As you may know, you can easily share SkyDrive-hosted documents with others, either from the SkyDrive web interface or, starting with Office 2013, by using the new Get a Sharing Link feature in Office applications.

I use this functionality when I post Xbox Music Book updates. (I’ll be posting one today, in fact.) In the case of my book update links, however, I actually export the document as a PDF first and then make that available for viewing online or downloading. But many people wish to share live Office documents with others. When you do this, you can choose between a read-only “view link” and an “edit link,” which lets recipients edit the document in the browser (or via their own Office applications) as well, and do so simultaneously with other people.

This is obviously a pretty powerful collaboration feature.
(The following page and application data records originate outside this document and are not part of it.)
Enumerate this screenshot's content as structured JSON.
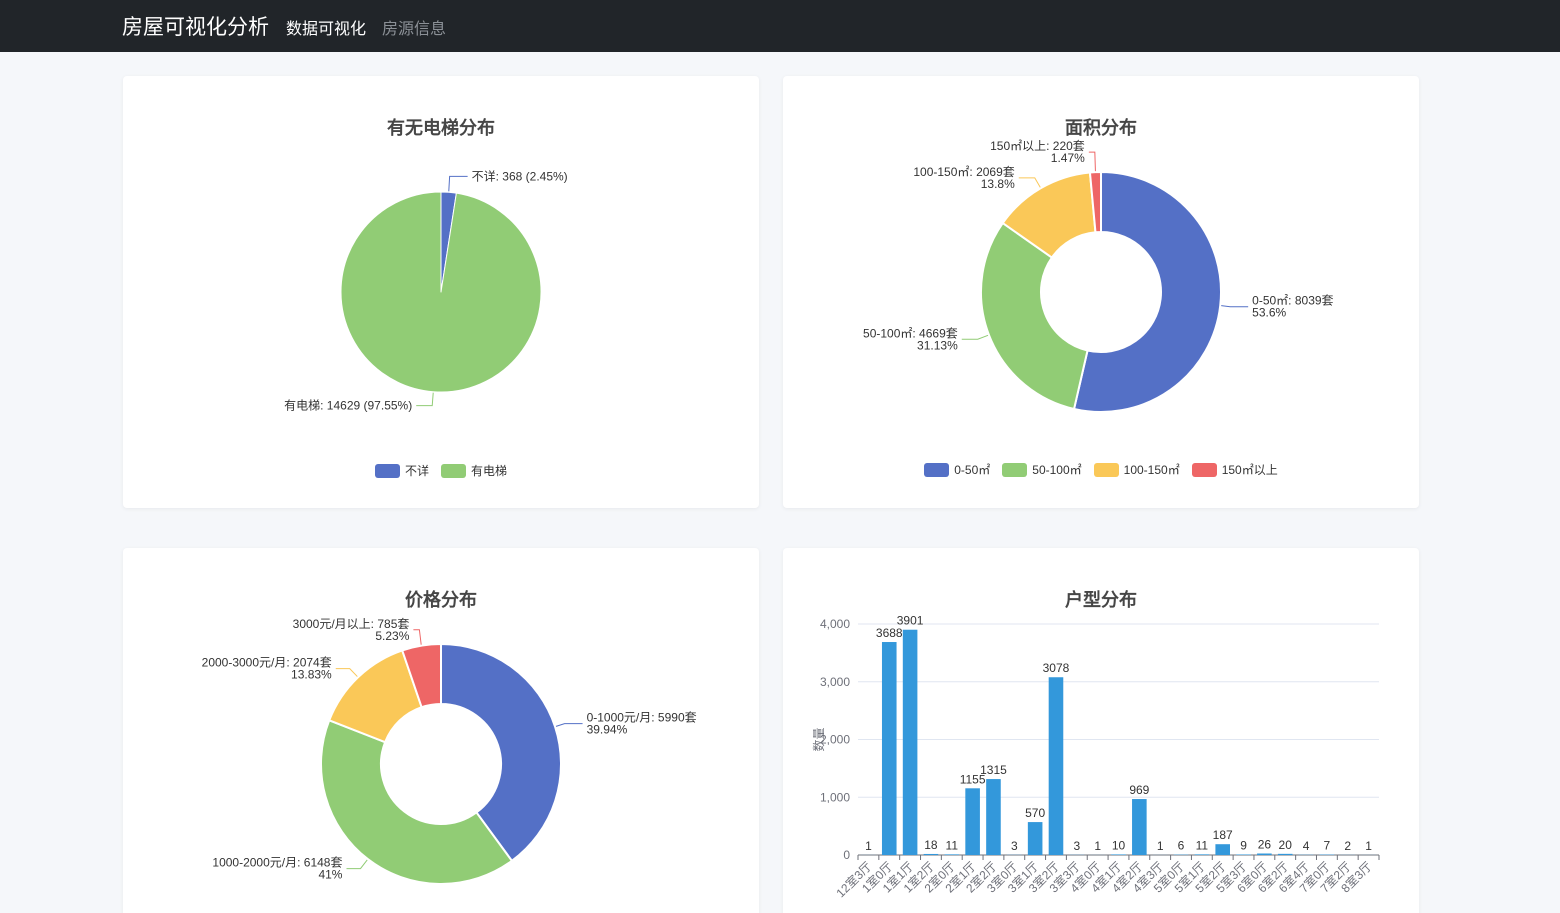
{
  "nav": {
    "brand": "房屋可视化分析",
    "links": [
      {
        "label": "数据可视化",
        "active": true
      },
      {
        "label": "房源信息",
        "active": false
      }
    ]
  },
  "colors": {
    "blue": "#5470c6",
    "green": "#91cc75",
    "yellow": "#fac858",
    "red": "#ee6666",
    "bar": "#3398db"
  },
  "chart_data": [
    {
      "id": "elevator",
      "type": "pie",
      "title": "有无电梯分布",
      "slices": [
        {
          "name": "不详",
          "value": 368,
          "label": "不详: 368 (2.45%)",
          "color": "#5470c6"
        },
        {
          "name": "有电梯",
          "value": 14629,
          "label": "有电梯: 14629 (97.55%)",
          "color": "#91cc75"
        }
      ],
      "legend": [
        "不详",
        "有电梯"
      ],
      "legend_position": "bottom"
    },
    {
      "id": "area",
      "type": "pie",
      "variant": "donut",
      "title": "面积分布",
      "slices": [
        {
          "name": "0-50㎡",
          "value": 8039,
          "label1": "0-50㎡: 8039套",
          "label2": "53.6%",
          "color": "#5470c6"
        },
        {
          "name": "50-100㎡",
          "value": 4669,
          "label1": "50-100㎡: 4669套",
          "label2": "31.13%",
          "color": "#91cc75"
        },
        {
          "name": "100-150㎡",
          "value": 2069,
          "label1": "100-150㎡: 2069套",
          "label2": "13.8%",
          "color": "#fac858"
        },
        {
          "name": "150㎡以上",
          "value": 220,
          "label1": "150㎡以上: 220套",
          "label2": "1.47%",
          "color": "#ee6666"
        }
      ],
      "legend": [
        "0-50㎡",
        "50-100㎡",
        "100-150㎡",
        "150㎡以上"
      ],
      "legend_position": "bottom"
    },
    {
      "id": "price",
      "type": "pie",
      "variant": "donut",
      "title": "价格分布",
      "slices": [
        {
          "name": "0-1000元/月",
          "value": 5990,
          "label1": "0-1000元/月: 5990套",
          "label2": "39.94%",
          "color": "#5470c6"
        },
        {
          "name": "1000-2000元/月",
          "value": 6148,
          "label1": "1000-2000元/月: 6148套",
          "label2": "41%",
          "color": "#91cc75"
        },
        {
          "name": "2000-3000元/月",
          "value": 2074,
          "label1": "2000-3000元/月: 2074套",
          "label2": "13.83%",
          "color": "#fac858"
        },
        {
          "name": "3000元/月以上",
          "value": 785,
          "label1": "3000元/月以上: 785套",
          "label2": "5.23%",
          "color": "#ee6666"
        }
      ]
    },
    {
      "id": "layout",
      "type": "bar",
      "title": "户型分布",
      "ylabel": "数量",
      "ylim": [
        0,
        4000
      ],
      "yticks": [
        0,
        1000,
        2000,
        3000,
        4000
      ],
      "ytick_labels": [
        "0",
        "1,000",
        "2,000",
        "3,000",
        "4,000"
      ],
      "grid": true,
      "categories": [
        "12室3厅",
        "1室0厅",
        "1室1厅",
        "1室2厅",
        "2室0厅",
        "2室1厅",
        "2室2厅",
        "3室0厅",
        "3室1厅",
        "3室2厅",
        "3室3厅",
        "4室0厅",
        "4室1厅",
        "4室2厅",
        "4室3厅",
        "5室0厅",
        "5室1厅",
        "5室2厅",
        "5室3厅",
        "6室0厅",
        "6室2厅",
        "6室4厅",
        "7室0厅",
        "7室2厅",
        "8室3厅"
      ],
      "values": [
        1,
        3688,
        3901,
        18,
        11,
        1155,
        1315,
        3,
        570,
        3078,
        3,
        1,
        10,
        969,
        1,
        6,
        11,
        187,
        9,
        26,
        20,
        4,
        7,
        2,
        1
      ],
      "color": "#3398db"
    }
  ]
}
But to date, in order to edit a SkyDrive-hosted Office document, the recipient(s) needed to have a Microsoft account.

No more: According to Microsoft, many customers, especially students, told the firm that requiring people to sign in or sign up for a Microsoft account just to make a quick edit to a document was frustrating. So recipients of edit links no longer need a Microsoft account.

“With edit links, all people who receive your link will be able to edit the document,” Shahine writes. “If you'd like more control over exactly who can access your document, we recommend inviting specific people via their email addresses and checking the ‘Require user to sign-in’ check box.”

Good stuff.